▶ Goal of the exercise
The response has to be every entry, printed word for word.

(Data records)
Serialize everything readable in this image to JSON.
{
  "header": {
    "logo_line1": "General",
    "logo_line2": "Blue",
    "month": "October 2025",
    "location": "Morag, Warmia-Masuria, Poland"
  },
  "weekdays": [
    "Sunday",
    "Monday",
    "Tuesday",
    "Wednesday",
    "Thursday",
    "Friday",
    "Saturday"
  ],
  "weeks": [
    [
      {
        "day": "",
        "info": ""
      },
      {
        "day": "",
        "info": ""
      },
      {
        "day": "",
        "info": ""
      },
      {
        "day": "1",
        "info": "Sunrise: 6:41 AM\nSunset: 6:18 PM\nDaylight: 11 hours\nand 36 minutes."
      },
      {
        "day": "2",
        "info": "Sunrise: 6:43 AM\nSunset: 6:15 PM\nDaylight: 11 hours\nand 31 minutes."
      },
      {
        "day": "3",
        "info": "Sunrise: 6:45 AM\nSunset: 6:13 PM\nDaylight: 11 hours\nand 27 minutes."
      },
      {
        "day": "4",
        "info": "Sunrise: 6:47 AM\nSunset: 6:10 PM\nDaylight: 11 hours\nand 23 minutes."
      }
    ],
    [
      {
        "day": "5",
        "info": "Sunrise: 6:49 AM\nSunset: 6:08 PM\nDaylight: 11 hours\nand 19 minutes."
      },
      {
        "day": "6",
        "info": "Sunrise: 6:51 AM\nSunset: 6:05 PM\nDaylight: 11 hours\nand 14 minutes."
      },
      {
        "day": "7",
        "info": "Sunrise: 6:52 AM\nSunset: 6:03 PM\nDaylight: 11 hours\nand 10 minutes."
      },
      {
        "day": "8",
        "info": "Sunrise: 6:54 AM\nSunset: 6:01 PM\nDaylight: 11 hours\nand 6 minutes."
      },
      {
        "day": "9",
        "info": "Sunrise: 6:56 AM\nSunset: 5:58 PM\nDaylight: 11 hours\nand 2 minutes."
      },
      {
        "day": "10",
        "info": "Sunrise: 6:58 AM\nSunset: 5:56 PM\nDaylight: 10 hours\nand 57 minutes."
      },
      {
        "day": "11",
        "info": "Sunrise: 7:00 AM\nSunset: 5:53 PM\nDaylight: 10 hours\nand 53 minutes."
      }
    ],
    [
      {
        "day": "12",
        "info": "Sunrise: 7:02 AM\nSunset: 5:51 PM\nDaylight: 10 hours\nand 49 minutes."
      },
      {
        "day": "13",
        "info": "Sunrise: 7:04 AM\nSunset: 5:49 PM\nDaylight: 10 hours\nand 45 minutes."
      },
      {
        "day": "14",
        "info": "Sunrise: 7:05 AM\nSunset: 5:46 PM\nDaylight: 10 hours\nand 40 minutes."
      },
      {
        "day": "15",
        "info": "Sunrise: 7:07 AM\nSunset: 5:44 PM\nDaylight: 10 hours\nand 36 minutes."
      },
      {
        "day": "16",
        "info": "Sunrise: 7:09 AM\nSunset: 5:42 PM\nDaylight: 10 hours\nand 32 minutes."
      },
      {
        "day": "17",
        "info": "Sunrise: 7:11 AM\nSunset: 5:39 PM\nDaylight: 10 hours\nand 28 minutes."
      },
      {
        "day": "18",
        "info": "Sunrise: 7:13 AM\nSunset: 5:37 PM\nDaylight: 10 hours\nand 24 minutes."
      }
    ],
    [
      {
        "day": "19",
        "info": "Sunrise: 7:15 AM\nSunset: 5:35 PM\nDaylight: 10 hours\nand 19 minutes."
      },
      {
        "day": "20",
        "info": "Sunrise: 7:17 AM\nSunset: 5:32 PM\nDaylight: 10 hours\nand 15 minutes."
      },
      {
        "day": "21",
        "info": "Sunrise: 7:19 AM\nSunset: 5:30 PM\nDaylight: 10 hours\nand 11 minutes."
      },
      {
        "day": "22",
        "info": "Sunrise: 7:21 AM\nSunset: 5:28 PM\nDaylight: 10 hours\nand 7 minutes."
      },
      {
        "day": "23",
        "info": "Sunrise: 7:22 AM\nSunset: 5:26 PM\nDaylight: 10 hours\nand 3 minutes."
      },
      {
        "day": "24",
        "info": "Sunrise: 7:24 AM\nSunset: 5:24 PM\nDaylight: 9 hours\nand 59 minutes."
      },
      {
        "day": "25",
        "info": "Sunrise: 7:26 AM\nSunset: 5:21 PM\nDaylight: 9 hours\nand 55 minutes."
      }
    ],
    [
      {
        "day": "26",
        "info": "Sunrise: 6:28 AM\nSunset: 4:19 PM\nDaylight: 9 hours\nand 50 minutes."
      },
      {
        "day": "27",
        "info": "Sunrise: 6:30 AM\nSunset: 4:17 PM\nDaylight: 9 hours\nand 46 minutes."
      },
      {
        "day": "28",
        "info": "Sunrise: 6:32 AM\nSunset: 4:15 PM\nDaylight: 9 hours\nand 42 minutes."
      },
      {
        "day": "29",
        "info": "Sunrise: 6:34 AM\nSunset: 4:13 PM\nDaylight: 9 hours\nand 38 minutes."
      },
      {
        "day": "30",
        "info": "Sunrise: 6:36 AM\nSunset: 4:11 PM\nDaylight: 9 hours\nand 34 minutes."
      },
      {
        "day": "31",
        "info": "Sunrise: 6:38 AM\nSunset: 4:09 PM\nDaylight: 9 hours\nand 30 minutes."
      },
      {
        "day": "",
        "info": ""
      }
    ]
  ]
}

▶ Reply
Serialize everything readable in this image to JSON.
{
  "header": {
    "logo_line1": "General",
    "logo_line2": "Blue",
    "month": "October 2025",
    "location": "Morag, Warmia-Masuria, Poland"
  },
  "weekdays": [
    "Sunday",
    "Monday",
    "Tuesday",
    "Wednesday",
    "Thursday",
    "Friday",
    "Saturday"
  ],
  "weeks": [
    [
      {
        "day": "",
        "info": ""
      },
      {
        "day": "",
        "info": ""
      },
      {
        "day": "",
        "info": ""
      },
      {
        "day": "1",
        "info": "Sunrise: 6:41 AM\nSunset: 6:18 PM\nDaylight: 11 hours\nand 36 minutes."
      },
      {
        "day": "2",
        "info": "Sunrise: 6:43 AM\nSunset: 6:15 PM\nDaylight: 11 hours\nand 31 minutes."
      },
      {
        "day": "3",
        "info": "Sunrise: 6:45 AM\nSunset: 6:13 PM\nDaylight: 11 hours\nand 27 minutes."
      },
      {
        "day": "4",
        "info": "Sunrise: 6:47 AM\nSunset: 6:10 PM\nDaylight: 11 hours\nand 23 minutes."
      }
    ],
    [
      {
        "day": "5",
        "info": "Sunrise: 6:49 AM\nSunset: 6:08 PM\nDaylight: 11 hours\nand 19 minutes."
      },
      {
        "day": "6",
        "info": "Sunrise: 6:51 AM\nSunset: 6:05 PM\nDaylight: 11 hours\nand 14 minutes."
      },
      {
        "day": "7",
        "info": "Sunrise: 6:52 AM\nSunset: 6:03 PM\nDaylight: 11 hours\nand 10 minutes."
      },
      {
        "day": "8",
        "info": "Sunrise: 6:54 AM\nSunset: 6:01 PM\nDaylight: 11 hours\nand 6 minutes."
      },
      {
        "day": "9",
        "info": "Sunrise: 6:56 AM\nSunset: 5:58 PM\nDaylight: 11 hours\nand 2 minutes."
      },
      {
        "day": "10",
        "info": "Sunrise: 6:58 AM\nSunset: 5:56 PM\nDaylight: 10 hours\nand 57 minutes."
      },
      {
        "day": "11",
        "info": "Sunrise: 7:00 AM\nSunset: 5:53 PM\nDaylight: 10 hours\nand 53 minutes."
      }
    ],
    [
      {
        "day": "12",
        "info": "Sunrise: 7:02 AM\nSunset: 5:51 PM\nDaylight: 10 hours\nand 49 minutes."
      },
      {
        "day": "13",
        "info": "Sunrise: 7:04 AM\nSunset: 5:49 PM\nDaylight: 10 hours\nand 45 minutes."
      },
      {
        "day": "14",
        "info": "Sunrise: 7:05 AM\nSunset: 5:46 PM\nDaylight: 10 hours\nand 40 minutes."
      },
      {
        "day": "15",
        "info": "Sunrise: 7:07 AM\nSunset: 5:44 PM\nDaylight: 10 hours\nand 36 minutes."
      },
      {
        "day": "16",
        "info": "Sunrise: 7:09 AM\nSunset: 5:42 PM\nDaylight: 10 hours\nand 32 minutes."
      },
      {
        "day": "17",
        "info": "Sunrise: 7:11 AM\nSunset: 5:39 PM\nDaylight: 10 hours\nand 28 minutes."
      },
      {
        "day": "18",
        "info": "Sunrise: 7:13 AM\nSunset: 5:37 PM\nDaylight: 10 hours\nand 24 minutes."
      }
    ],
    [
      {
        "day": "19",
        "info": "Sunrise: 7:15 AM\nSunset: 5:35 PM\nDaylight: 10 hours\nand 19 minutes."
      },
      {
        "day": "20",
        "info": "Sunrise: 7:17 AM\nSunset: 5:32 PM\nDaylight: 10 hours\nand 15 minutes."
      },
      {
        "day": "21",
        "info": "Sunrise: 7:19 AM\nSunset: 5:30 PM\nDaylight: 10 hours\nand 11 minutes."
      },
      {
        "day": "22",
        "info": "Sunrise: 7:21 AM\nSunset: 5:28 PM\nDaylight: 10 hours\nand 7 minutes."
      },
      {
        "day": "23",
        "info": "Sunrise: 7:22 AM\nSunset: 5:26 PM\nDaylight: 10 hours\nand 3 minutes."
      },
      {
        "day": "24",
        "info": "Sunrise: 7:24 AM\nSunset: 5:24 PM\nDaylight: 9 hours\nand 59 minutes."
      },
      {
        "day": "25",
        "info": "Sunrise: 7:26 AM\nSunset: 5:21 PM\nDaylight: 9 hours\nand 55 minutes."
      }
    ],
    [
      {
        "day": "26",
        "info": "Sunrise: 6:28 AM\nSunset: 4:19 PM\nDaylight: 9 hours\nand 50 minutes."
      },
      {
        "day": "27",
        "info": "Sunrise: 6:30 AM\nSunset: 4:17 PM\nDaylight: 9 hours\nand 46 minutes."
      },
      {
        "day": "28",
        "info": "Sunrise: 6:32 AM\nSunset: 4:15 PM\nDaylight: 9 hours\nand 42 minutes."
      },
      {
        "day": "29",
        "info": "Sunrise: 6:34 AM\nSunset: 4:13 PM\nDaylight: 9 hours\nand 38 minutes."
      },
      {
        "day": "30",
        "info": "Sunrise: 6:36 AM\nSunset: 4:11 PM\nDaylight: 9 hours\nand 34 minutes."
      },
      {
        "day": "31",
        "info": "Sunrise: 6:38 AM\nSunset: 4:09 PM\nDaylight: 9 hours\nand 30 minutes."
      },
      {
        "day": "",
        "info": ""
      }
    ]
  ]
}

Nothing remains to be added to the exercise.